◆ **Task requirements**
Your task is to copy each line in the listing that includes the word "kind".

*** Opening Extracted data ***

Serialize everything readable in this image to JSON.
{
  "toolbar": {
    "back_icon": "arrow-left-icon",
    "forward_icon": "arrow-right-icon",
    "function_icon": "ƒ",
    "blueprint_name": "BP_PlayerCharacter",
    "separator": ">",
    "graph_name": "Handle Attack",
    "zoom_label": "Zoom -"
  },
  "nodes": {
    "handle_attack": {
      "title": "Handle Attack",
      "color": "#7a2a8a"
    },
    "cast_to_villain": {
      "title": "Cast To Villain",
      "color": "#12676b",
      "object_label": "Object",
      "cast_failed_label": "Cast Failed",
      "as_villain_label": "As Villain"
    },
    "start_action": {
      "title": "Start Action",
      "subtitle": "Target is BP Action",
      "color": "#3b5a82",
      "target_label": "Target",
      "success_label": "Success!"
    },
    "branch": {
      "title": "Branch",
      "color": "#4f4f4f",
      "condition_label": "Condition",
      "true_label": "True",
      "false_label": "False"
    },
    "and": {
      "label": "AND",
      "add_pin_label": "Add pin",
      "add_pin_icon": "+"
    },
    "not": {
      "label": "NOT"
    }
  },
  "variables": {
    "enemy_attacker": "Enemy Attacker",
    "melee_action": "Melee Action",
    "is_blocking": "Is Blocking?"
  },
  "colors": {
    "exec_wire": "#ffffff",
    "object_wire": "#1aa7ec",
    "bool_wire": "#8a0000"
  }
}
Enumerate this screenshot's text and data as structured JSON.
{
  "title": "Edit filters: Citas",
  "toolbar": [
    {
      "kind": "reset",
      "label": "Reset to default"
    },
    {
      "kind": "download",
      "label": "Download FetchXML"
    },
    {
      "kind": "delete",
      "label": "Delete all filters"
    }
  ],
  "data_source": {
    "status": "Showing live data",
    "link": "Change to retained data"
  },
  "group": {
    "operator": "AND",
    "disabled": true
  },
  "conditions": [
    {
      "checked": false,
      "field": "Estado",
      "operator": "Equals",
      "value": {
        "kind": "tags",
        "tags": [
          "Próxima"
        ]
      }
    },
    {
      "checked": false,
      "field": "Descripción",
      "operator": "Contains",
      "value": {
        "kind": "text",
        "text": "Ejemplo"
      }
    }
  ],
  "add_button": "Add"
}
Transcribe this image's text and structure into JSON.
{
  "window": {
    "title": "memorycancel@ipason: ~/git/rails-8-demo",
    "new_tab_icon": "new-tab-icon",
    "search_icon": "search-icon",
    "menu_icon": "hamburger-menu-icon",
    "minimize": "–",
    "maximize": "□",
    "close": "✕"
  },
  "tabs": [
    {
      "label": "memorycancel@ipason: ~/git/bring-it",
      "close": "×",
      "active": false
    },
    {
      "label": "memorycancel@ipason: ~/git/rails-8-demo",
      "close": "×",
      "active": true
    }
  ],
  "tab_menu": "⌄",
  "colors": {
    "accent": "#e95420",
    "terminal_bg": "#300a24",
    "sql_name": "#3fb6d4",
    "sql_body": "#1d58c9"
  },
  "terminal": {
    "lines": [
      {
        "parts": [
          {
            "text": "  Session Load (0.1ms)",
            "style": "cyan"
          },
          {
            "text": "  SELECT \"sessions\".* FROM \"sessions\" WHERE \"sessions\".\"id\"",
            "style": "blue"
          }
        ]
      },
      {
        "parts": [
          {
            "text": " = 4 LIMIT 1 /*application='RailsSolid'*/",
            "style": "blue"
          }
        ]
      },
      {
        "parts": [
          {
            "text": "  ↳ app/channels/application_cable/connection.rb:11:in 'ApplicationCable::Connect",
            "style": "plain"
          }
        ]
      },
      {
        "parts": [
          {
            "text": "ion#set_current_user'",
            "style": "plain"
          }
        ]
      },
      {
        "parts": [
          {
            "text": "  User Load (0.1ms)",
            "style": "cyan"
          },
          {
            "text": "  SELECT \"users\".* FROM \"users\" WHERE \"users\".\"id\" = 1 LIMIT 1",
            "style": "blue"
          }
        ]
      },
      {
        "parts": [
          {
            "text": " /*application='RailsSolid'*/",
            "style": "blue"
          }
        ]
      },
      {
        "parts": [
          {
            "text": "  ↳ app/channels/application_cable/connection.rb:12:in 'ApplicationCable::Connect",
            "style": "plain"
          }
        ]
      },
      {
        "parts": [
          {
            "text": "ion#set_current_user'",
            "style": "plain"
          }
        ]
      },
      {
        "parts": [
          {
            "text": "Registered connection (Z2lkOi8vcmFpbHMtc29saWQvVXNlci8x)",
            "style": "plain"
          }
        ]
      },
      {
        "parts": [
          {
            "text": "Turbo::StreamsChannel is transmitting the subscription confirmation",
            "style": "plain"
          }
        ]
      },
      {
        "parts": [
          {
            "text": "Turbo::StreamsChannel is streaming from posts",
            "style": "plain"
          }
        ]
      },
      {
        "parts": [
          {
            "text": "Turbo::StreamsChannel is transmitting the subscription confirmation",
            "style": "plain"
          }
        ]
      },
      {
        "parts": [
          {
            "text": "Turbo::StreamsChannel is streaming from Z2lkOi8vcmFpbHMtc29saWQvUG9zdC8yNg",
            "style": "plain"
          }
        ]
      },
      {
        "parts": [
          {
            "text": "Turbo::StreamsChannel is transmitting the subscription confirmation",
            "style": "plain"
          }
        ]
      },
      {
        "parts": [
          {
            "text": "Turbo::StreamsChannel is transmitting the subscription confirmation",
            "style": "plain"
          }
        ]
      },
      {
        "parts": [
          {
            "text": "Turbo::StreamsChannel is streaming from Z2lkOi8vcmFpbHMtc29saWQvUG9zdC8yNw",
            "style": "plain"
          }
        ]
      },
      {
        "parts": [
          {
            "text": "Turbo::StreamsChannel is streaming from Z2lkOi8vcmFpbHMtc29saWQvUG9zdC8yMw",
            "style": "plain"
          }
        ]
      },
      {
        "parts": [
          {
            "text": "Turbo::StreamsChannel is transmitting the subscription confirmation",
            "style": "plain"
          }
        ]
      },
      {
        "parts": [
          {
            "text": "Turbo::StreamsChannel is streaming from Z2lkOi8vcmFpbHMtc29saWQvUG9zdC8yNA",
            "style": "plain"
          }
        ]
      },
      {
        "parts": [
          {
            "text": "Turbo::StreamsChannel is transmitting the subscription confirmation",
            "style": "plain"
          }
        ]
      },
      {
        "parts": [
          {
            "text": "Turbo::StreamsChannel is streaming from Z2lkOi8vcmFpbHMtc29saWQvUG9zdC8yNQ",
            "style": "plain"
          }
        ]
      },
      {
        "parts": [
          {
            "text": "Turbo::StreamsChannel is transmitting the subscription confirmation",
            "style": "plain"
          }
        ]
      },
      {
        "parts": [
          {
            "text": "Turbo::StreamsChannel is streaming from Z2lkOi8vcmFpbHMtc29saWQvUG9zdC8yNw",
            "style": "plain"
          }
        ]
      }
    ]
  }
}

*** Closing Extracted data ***

◆ **Task response**
      "kind": "reset",
      "kind": "download",
      "kind": "delete",
        "kind": "tags",
        "kind": "text",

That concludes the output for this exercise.